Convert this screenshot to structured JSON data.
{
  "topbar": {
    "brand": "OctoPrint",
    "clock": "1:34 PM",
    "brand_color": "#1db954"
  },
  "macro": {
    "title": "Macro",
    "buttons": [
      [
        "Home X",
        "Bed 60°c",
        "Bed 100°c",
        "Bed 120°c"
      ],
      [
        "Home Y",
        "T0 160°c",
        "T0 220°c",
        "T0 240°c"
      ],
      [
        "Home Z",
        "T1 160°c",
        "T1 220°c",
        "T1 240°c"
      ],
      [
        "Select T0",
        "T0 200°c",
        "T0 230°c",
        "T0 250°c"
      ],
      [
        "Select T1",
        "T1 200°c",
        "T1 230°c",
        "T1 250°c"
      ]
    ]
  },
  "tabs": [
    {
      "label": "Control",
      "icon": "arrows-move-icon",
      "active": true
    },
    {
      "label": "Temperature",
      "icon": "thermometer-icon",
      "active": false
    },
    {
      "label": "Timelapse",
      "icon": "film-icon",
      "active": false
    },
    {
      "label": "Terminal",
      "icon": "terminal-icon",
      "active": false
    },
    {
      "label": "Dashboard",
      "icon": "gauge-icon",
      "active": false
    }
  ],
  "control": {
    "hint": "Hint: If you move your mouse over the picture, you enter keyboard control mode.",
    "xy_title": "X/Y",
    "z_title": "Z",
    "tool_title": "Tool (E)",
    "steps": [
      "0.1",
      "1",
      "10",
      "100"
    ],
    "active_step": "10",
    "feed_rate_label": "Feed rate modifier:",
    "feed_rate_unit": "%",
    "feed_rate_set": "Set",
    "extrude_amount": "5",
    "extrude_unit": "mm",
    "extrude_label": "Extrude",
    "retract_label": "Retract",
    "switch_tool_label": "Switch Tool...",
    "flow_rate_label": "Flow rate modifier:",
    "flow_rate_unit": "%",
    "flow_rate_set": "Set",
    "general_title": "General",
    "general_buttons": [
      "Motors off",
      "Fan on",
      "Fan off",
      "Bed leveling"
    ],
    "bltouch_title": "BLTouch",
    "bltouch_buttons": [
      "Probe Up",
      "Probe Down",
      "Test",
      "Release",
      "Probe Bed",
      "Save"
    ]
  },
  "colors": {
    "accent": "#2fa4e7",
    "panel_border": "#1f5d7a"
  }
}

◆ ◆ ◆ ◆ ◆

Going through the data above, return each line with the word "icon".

      "icon": "arrows-move-icon",
      "icon": "thermometer-icon",
      "icon": "film-icon",
      "icon": "terminal-icon",
      "icon": "gauge-icon",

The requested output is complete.